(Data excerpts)
# # # # # # #
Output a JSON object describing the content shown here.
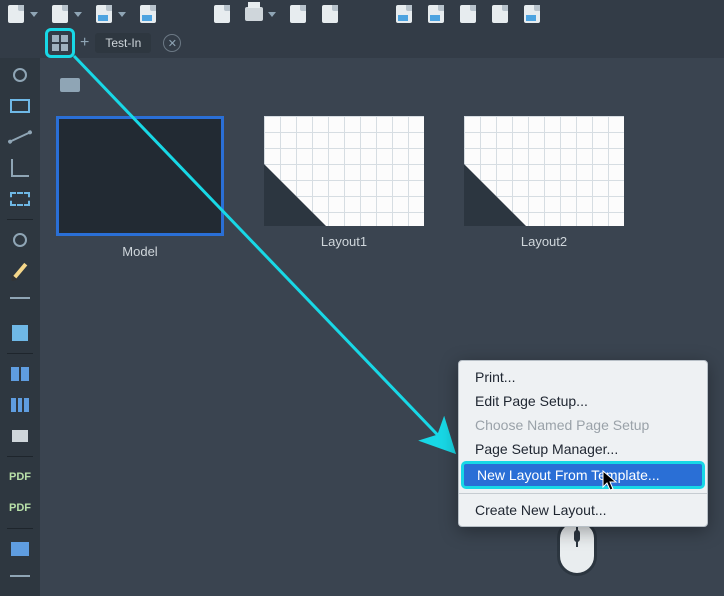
{
  "tabs": {
    "active": "Test-In"
  },
  "thumbnails": {
    "model": "Model",
    "layout1": "Layout1",
    "layout2": "Layout2"
  },
  "context_menu": {
    "print": "Print...",
    "edit_page_setup": "Edit Page Setup...",
    "choose_named_page_setup": "Choose Named Page Setup",
    "page_setup_manager": "Page Setup Manager...",
    "new_layout_from_template": "New Layout From Template...",
    "create_new_layout": "Create New Layout..."
  }
}
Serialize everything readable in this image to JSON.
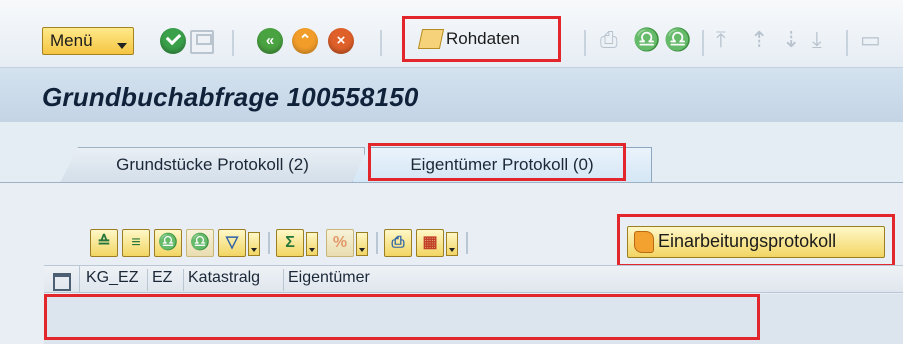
{
  "toolbar": {
    "menu_label": "Menü",
    "rohdaten_label": "Rohdaten",
    "icons": [
      "check-icon",
      "save-icon",
      "back-icon",
      "exit-icon",
      "cancel-icon",
      "print-icon",
      "find-icon",
      "find-next-icon",
      "first-page-icon",
      "previous-page-icon",
      "next-page-icon",
      "last-page-icon"
    ]
  },
  "title": "Grundbuchabfrage 100558150",
  "tabs": [
    {
      "label": "Grundstücke Protokoll (2)",
      "active": false
    },
    {
      "label": "Eigentümer Protokoll (0)",
      "active": true
    }
  ],
  "alv_toolbar": {
    "einarbeitungsprotokoll_label": "Einarbeitungsprotokoll"
  },
  "table": {
    "columns": [
      "KG_EZ",
      "EZ",
      "Katastralg",
      "Eigentümer"
    ],
    "rows": []
  },
  "colors": {
    "highlight": "#e3262b",
    "button_yellow": "#f2d563",
    "title_bg": "#c3d4e5"
  }
}
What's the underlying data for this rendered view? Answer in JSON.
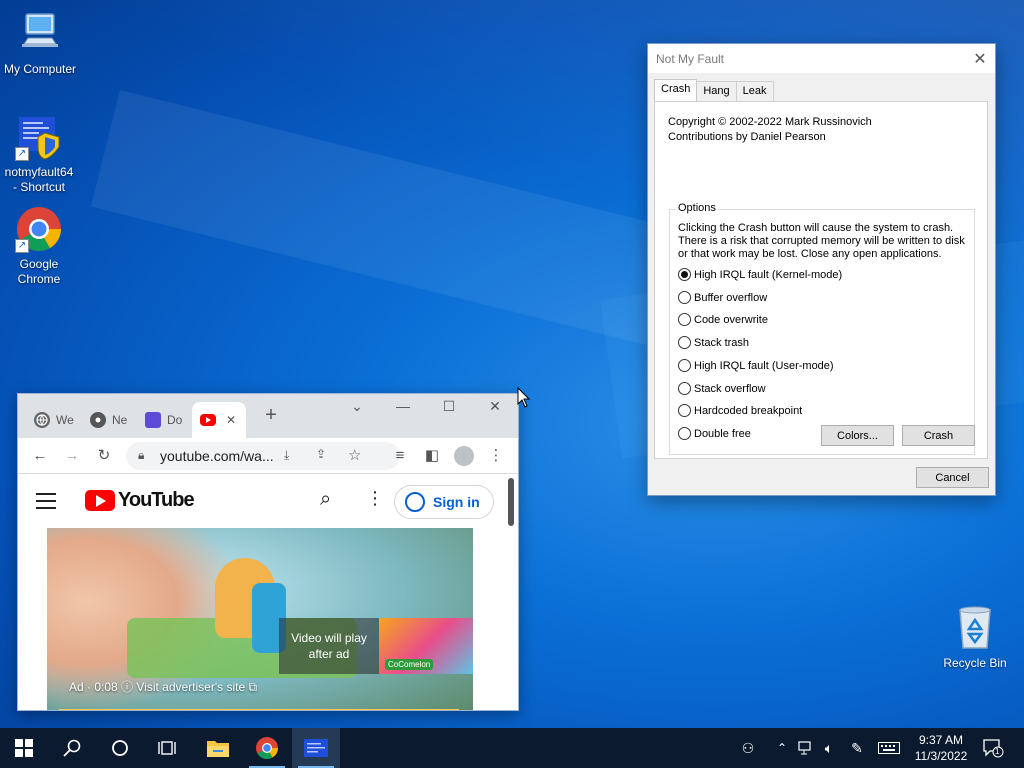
{
  "desktop": {
    "icons": [
      {
        "label": "My Computer",
        "icon": "computer-icon"
      },
      {
        "label": "notmyfault64\n- Shortcut",
        "icon": "notmyfault-icon"
      },
      {
        "label": "Google\nChrome",
        "icon": "chrome-icon"
      },
      {
        "label": "Recycle Bin",
        "icon": "recycle-bin-icon"
      }
    ]
  },
  "nmf": {
    "title": "Not My Fault",
    "tabs": [
      "Crash",
      "Hang",
      "Leak"
    ],
    "copyright": "Copyright © 2002-2022 Mark Russinovich",
    "contributions": "Contributions by Daniel Pearson",
    "options_legend": "Options",
    "description": "Clicking the Crash button will cause the system to crash. There is a risk that corrupted memory will be written to disk or that work may be lost. Close any open applications.",
    "options": [
      {
        "label": "High IRQL fault (Kernel-mode)",
        "selected": true
      },
      {
        "label": "Buffer overflow",
        "selected": false
      },
      {
        "label": "Code overwrite",
        "selected": false
      },
      {
        "label": "Stack trash",
        "selected": false
      },
      {
        "label": "High IRQL fault (User-mode)",
        "selected": false
      },
      {
        "label": "Stack overflow",
        "selected": false
      },
      {
        "label": "Hardcoded breakpoint",
        "selected": false
      },
      {
        "label": "Double free",
        "selected": false
      }
    ],
    "colors_button": "Colors...",
    "crash_button": "Crash",
    "cancel_button": "Cancel"
  },
  "chrome": {
    "tabs": [
      {
        "label": "We",
        "icon": "globe-icon"
      },
      {
        "label": "Ne",
        "icon": "chrome-icon"
      },
      {
        "label": "Do",
        "icon": "docs-icon"
      },
      {
        "label": "",
        "icon": "youtube-icon",
        "active": true
      }
    ],
    "new_tab": "+",
    "url": "youtube.com/wa...",
    "youtube": {
      "logo_text": "YouTube",
      "sign_in": "Sign in",
      "overlay_line1": "Video will play",
      "overlay_line2": "after ad",
      "ad_text": "Ad · 0:08  ⓘ  Visit advertiser's site ⧉",
      "badge": "CoComelon"
    }
  },
  "taskbar": {
    "time": "9:37 AM",
    "date": "11/3/2022",
    "notification_count": "1"
  },
  "colors": {
    "desktop_blue": "#0a6fd6",
    "taskbar": "#0b1a2e",
    "youtube_red": "#ff0000",
    "signin_blue": "#065fd4"
  }
}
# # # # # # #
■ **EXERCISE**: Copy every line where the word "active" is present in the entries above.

■ **YOUR RESPONSE**:
    "active": "Test-In"
      "active": false
      "active": true
        "active": true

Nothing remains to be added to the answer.